Page 59 - Foreign Service Journal - April 2013

This is a SEO version of Foreign Service Journal - April 2013. Click here to view full version

« Previous Page Table of Contents Next Page »
the Foreign Service journal
|
april 2013
59
tion. Later this year, Cornell University Press
plans to publish his book,
Peacebuilding in
Practice: Local Experience in Two Bosnian
Towns
.
Opening Our Doors
Te Immigrant Exodus: Why America
Is Losing the Global Race to Capture
Entrepreneurial Talent
Vivek Wadhwa, Wharton Digital Press,
2012, $15.99/paperback, $5.38/Kindle
Edition, 106 pages.
Reviewed by Josh Glazeroff
What is the American dream today?
And whence comes our success? Many
would say it all comes back to our being a
nation of immigrants. But does it matter
who those immigrants are?
In
Te Immigrant Exodus,
Vivek Wadhwa—who teaches
at Stanford, Duke and Emory,
among other universities—
urges Americans to overhaul
our immigration policies to keep
our country great. As competitors
in a global marketplace, we need
to stack up the talent on our side,
or we are going to lose.
Tis short but thoughtful book is
packed with insights into the impact
of people fowing across our nation’s
borders. Given the fact the world is
becoming ever “smaller” (or “fatter,” if
you prefer), it is in our national interest
to entice the world’s best and brightest to
come here, then stay and contribute to
the U.S. economy.
But is our country still an attractive
destination? Wadhwa spells out the
challenges prospective immigrants face
to attain status as permanent residents.
Tese are especially daunting for those
who would like to build startups here, a
process for which U.S. law ofers almost

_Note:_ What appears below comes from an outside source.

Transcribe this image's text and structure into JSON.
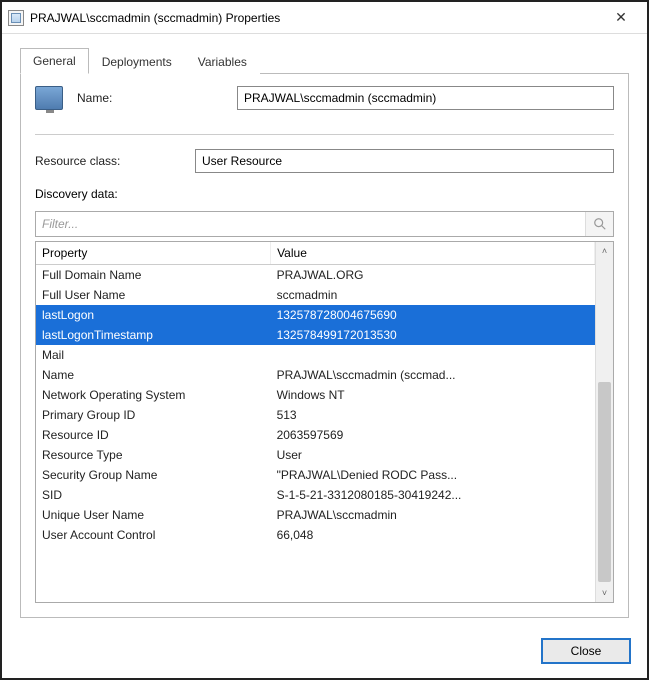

no way to acquire a green card.
What will those individuals do
instead? Take advantage of opportunities
elsewhere, of course. China and India are
home to many of these entrepreneurs,
but now Chile also ofers them funding
and an easy path to an immigrant visa.
Te numerical limits on most visa
categories, particularly for those who are
skilled workers, are hobbling our econ-
omy. Tis is despite the fact that import-
ing well-educated foreigners imme-
diately produces taxpayers who shop,
buy homes and invest—not to
mention the economic benefts
their businesses confer.
As Wadhwa comments,
U.S. immigration policy looks
back to a diferent era, when
we focused on family reuni-
fcation. It is high time to
revisit that approach.
Historically, Ameri-
cans have encouraged
anyone with new ideas to
bring them to fruition in the U.S. market-
place. Such innovation turned compa-
nies like Apple, Google and Facebook
into global powerhouses. Conversely,
if U.S.-based companies are prevented
from hiring great foreign employees, or
their founders cannot come in and stay
here, then we are destroying our own
base of future growth.
Wadhwa makes a strong case that our
visa policy could mean as much to us as
our global defense deterrent. By encour-
aging every nation’s brightest scholars
and scientists to come study, work or do
exchanges in the United States, we build
a base of understanding and good will for
the future.
Such interactions with future leaders
are a big part of U.S. soft power. If we can
attract some who wish to stay and even-
tually become part of our citizenry, even
better. Besides, if we don’t have a growing
economy that generates jobs, how are we
going to pay for our defense?
Whatever one thinks of his specifc
fxes, Wadhwa argues forcefully that issu-
ing more visas to talented foreign profes-
sionals will add badly needed skills to our
work force. And that will leave space for
innovators to build the American compa-
nies of the future.
n
Josh Glazerof, an FSO since 1997, is consul
general in New Delhi.
Wadhwa makes a strong case
that our visa policy could
mean as much to us as our
global defense deterrent.